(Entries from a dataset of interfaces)
━━━━━━━━━━━━━━━━━━━━━━━━━━━━━━

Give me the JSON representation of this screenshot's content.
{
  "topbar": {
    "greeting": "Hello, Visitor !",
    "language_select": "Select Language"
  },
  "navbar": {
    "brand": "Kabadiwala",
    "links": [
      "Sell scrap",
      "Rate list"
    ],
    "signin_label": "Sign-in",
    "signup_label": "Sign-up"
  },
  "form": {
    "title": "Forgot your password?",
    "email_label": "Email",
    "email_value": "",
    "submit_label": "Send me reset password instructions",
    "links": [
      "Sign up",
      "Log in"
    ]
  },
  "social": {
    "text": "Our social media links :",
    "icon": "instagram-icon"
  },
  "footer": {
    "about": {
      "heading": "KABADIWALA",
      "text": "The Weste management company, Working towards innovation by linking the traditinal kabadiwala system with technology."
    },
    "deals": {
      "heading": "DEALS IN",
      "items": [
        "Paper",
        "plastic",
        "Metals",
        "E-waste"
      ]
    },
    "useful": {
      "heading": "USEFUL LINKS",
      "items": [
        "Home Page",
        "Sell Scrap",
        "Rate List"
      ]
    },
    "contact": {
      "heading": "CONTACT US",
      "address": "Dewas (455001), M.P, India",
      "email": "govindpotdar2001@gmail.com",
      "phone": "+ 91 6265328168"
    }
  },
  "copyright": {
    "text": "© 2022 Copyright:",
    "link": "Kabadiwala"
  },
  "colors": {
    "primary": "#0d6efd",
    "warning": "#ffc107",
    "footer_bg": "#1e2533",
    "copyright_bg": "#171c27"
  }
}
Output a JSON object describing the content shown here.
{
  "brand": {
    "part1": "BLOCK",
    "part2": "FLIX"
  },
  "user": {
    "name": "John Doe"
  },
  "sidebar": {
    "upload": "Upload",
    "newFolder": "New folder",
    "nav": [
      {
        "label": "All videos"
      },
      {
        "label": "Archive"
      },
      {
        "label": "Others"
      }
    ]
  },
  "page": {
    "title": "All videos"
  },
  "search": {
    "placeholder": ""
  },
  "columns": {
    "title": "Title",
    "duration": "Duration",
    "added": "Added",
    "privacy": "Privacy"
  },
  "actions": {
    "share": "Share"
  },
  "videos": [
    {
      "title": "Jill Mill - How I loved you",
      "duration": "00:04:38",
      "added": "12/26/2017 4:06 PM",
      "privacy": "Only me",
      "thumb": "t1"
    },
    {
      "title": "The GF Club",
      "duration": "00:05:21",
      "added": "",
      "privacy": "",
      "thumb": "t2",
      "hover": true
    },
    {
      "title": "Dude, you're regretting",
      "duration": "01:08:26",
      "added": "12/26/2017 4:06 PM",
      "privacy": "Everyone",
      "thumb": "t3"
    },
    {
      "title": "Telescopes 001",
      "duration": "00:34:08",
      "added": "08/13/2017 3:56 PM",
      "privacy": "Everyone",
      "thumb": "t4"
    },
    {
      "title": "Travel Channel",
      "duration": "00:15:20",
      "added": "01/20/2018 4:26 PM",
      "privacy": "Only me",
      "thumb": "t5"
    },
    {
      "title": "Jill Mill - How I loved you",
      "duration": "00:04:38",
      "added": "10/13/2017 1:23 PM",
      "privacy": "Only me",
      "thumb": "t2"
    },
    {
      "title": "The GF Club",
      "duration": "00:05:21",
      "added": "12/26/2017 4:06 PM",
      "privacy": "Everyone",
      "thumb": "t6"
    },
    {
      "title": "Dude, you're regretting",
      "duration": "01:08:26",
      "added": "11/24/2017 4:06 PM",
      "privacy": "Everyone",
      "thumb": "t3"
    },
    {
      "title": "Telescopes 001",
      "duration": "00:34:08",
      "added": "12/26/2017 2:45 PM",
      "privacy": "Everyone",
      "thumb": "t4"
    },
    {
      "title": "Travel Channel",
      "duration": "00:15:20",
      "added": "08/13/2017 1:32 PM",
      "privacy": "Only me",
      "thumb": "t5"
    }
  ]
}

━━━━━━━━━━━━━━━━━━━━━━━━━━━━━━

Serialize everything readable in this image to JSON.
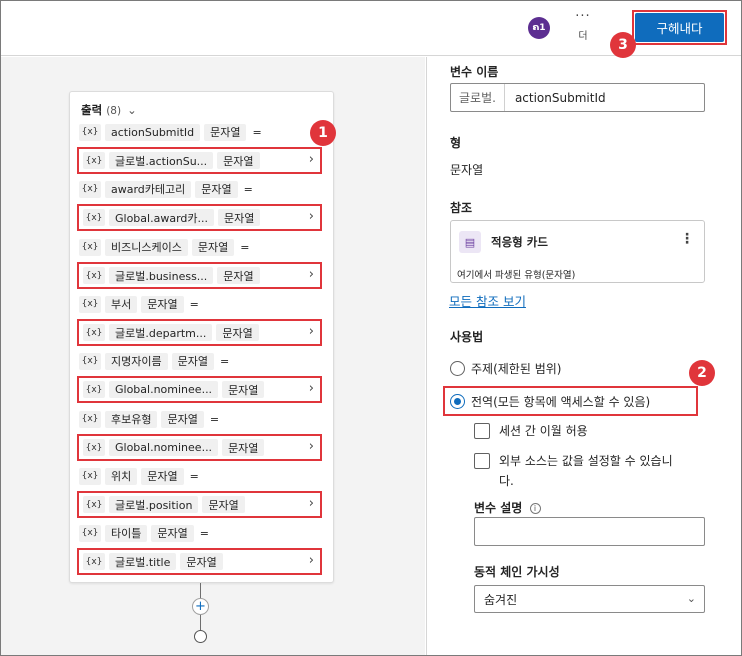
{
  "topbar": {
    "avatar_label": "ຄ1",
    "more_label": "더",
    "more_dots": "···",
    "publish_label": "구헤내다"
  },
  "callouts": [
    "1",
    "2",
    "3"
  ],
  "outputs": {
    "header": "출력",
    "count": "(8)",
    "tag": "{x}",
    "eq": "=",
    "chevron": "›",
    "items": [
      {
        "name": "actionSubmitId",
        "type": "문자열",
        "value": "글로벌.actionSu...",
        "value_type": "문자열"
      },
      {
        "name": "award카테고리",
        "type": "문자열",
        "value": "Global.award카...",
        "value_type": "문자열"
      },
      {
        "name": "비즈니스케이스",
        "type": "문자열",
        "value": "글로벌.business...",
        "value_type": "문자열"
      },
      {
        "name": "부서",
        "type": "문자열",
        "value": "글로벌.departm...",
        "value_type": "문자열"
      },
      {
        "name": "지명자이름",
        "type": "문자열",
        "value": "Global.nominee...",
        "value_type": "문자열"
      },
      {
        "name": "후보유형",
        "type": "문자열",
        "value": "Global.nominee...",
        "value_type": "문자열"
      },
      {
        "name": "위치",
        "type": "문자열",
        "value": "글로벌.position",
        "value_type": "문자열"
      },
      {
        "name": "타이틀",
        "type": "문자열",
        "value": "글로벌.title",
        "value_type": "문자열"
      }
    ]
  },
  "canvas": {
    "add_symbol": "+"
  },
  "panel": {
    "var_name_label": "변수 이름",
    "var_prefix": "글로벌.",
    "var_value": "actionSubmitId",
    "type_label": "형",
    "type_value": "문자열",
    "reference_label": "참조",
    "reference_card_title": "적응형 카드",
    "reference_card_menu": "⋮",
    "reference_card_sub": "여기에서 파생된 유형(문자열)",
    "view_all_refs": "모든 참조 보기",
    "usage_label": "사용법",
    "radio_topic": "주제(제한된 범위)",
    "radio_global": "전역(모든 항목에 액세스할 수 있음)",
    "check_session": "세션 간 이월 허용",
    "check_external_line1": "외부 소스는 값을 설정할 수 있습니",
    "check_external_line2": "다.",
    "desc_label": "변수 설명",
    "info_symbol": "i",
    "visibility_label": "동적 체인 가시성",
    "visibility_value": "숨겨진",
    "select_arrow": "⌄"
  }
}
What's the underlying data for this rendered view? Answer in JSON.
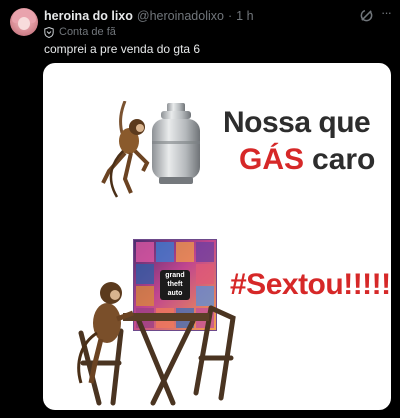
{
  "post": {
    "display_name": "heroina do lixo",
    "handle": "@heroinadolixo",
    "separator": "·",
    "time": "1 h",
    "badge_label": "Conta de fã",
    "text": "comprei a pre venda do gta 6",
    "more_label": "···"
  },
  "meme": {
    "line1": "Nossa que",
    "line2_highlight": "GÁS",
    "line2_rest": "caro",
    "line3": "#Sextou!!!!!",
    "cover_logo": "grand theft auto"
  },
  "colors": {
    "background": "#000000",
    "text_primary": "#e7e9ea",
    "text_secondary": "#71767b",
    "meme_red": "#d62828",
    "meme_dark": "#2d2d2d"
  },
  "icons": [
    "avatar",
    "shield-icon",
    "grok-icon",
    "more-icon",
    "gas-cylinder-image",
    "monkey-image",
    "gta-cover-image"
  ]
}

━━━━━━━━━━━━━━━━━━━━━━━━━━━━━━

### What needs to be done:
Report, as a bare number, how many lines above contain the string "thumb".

### Response:
10